2. The requirements for the 2013, 2014, 2015 Energy Years will increase from approximately 70 MW, 118 MW and 205 MW to 207 MW, 238 MW and 290 MW respectively.

These two changes would make a positive impact on the market. Closing the doors to out-of-state facilities would allow Pennsylvania to focus the opportunities created by the program on local businesses and local projects. Though the wording is a bit vague, it also seems that facilities registered prior to 2012 will be allowed to continue to sell their SRECs in the state market. This is an important distinction for the facilities that have been financed and accepted into the PA program with the expectation of participating in the market. Meanwhile, the increase in the requirements is a necessary step in order to make SRECs relevant again, though it may not be enough.

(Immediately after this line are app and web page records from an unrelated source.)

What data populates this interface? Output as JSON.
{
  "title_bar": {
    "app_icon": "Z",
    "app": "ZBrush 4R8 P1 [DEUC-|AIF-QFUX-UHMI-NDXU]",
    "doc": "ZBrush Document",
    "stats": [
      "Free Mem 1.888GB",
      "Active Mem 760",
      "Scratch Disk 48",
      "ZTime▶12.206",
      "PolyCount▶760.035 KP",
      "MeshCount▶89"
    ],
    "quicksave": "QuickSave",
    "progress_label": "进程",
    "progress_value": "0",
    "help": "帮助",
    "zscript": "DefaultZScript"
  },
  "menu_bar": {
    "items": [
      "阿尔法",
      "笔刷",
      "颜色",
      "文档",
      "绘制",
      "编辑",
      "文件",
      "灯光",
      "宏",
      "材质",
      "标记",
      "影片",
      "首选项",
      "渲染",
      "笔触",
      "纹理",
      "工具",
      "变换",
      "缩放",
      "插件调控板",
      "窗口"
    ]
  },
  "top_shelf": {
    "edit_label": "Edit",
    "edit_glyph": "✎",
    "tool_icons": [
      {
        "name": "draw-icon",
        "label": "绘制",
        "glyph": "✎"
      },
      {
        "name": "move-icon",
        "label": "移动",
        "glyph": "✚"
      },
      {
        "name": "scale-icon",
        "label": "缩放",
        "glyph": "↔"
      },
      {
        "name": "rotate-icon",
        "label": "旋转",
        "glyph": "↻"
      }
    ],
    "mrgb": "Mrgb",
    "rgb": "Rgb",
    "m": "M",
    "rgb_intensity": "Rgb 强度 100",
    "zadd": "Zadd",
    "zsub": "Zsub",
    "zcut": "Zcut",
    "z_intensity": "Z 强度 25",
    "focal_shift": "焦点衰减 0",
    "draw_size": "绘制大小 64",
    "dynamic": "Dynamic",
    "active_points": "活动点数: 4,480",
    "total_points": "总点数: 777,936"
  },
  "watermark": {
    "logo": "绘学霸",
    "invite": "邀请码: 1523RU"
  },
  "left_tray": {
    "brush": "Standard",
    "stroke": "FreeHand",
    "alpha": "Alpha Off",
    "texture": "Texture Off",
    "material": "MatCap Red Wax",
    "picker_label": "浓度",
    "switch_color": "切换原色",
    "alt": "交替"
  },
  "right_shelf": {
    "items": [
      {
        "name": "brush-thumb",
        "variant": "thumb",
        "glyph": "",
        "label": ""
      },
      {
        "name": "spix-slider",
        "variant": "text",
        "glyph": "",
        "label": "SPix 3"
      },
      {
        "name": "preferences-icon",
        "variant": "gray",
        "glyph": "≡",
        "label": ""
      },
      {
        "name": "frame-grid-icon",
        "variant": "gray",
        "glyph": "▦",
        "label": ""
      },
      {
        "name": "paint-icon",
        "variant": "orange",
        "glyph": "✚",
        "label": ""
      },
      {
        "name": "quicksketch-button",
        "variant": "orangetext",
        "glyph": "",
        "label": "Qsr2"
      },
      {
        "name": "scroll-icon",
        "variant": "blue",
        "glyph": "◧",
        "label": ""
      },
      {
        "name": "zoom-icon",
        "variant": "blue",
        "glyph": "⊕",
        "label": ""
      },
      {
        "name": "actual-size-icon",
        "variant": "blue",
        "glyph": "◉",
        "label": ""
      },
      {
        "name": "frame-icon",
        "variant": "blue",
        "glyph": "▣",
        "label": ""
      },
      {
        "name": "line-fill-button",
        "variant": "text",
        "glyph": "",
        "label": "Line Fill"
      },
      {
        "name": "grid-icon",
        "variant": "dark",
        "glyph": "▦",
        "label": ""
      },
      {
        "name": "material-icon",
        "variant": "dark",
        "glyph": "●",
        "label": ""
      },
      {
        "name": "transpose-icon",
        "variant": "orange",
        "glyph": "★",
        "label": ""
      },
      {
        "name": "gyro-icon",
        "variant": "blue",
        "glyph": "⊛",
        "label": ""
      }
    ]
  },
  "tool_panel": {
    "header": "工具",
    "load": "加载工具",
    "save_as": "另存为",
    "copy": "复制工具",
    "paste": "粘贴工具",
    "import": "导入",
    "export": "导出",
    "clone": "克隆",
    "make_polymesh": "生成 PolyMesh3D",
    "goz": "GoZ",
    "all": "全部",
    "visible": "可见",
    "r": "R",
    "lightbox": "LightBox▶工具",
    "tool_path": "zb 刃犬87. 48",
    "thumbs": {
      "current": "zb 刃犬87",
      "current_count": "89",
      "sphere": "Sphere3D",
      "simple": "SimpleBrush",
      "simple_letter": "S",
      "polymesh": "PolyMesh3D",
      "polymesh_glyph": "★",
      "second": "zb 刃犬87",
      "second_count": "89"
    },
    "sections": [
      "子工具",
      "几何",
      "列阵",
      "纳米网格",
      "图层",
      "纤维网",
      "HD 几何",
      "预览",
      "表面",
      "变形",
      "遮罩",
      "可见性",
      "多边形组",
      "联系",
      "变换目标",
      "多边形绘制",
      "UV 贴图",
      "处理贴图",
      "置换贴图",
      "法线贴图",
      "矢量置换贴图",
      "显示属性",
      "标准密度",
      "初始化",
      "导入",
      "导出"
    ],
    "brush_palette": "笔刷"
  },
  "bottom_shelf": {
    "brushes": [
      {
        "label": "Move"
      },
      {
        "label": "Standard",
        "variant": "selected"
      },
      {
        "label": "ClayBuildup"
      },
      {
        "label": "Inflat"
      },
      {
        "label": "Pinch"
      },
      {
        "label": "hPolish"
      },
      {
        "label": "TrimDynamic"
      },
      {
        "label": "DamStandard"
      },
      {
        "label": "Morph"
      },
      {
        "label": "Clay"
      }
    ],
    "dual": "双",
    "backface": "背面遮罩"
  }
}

The market has been flooded with SRECs from facilities throughout the PJM region. The 2011 Energy Year SREC requirement only had room for about 18 MW of solar. To date, there is 78 MW registered to generate SRECs, with more facilities built and awaiting approval. 33 of the 78 MW are located within Pennsylvania. With the requirement only growing to 44 MW and 70 MW in the next two years respectively, the SREC market in Pennsylvania will face a prolonged collapse in pricing. Even with the proposed increases in 2013-2015, this could still be a problem. The oversupply from the 2011 and 2012 Energy Year will carry into the 2013 Energy Year, meaning that even with an increase to 205 MW of needed capacity in 2013, unsold SRECs from previous years will keep downward pressure on SREC prices.

One of the more fundamental flaws with the SREC program in Pennsylvania was reported on recently by the Central Penn Business Journal. The article accurately highlights how, in addition to out-of-state supply, local incentives skewed the role that SRECs were playing in the solar economics. The most-obvious culprits in the Pennsylvania SREC collapse are the out-of-state facilities that were flooding the market, but if you look at the numbers, Pennsylvania would still be over-supplied if you excluded all the out-of-state facilities. When attractive upfront incentives mitigate the influence of SRECs in the decision to go solar, many facilities will be built without SRECs in mind. When these projects enter the market, they undermine the credibility of the market and out-compete facilities that need to factor in a value for SRECs, driving prices below sustainable levels.

To promote a healthy SREC market, the long-term solution (once the current oversupply has been addressed) is, ironically, to shift towards a greater reliance on SRECs. A greater reliance on SRECs means that market prices will track closely with the value needed to cover the gap between developing solar and utilizing other electricity sources. When that happens the market will act as it should, trending downwards as costs come down, while remaining at levels that sustain development. If Pennsylvania continues to put upfront incentives in front of developers, the SREC market will never rebound.

In contrast, New Jersey has moved away from upfront incentives and promoted the SREC-only concept. The importance of SRECs in financing solar projects in New Jersey is why the market won’t see the collapse that some of the skeptics are predicting. Growth in the market will have to slow, but it is unlikely that SREC prices collapse the way they have in Pennsylvania. This is because when SREC prices come down in New Jersey and contracts become scarce, solar projects won’t be built (assuming rational behavior). In Pennsylvania, overly-attractive upfront incentives over the past two years have made SRECs an afterthought. If the market is ever going to function properly, the state will need to either come up with the appropriate combination of SREC values and incentives to promote solar at a rate in alignment with the growth of the RPS, or it will have to take a cue from New Jersey and shift away from the upfront incentives all together.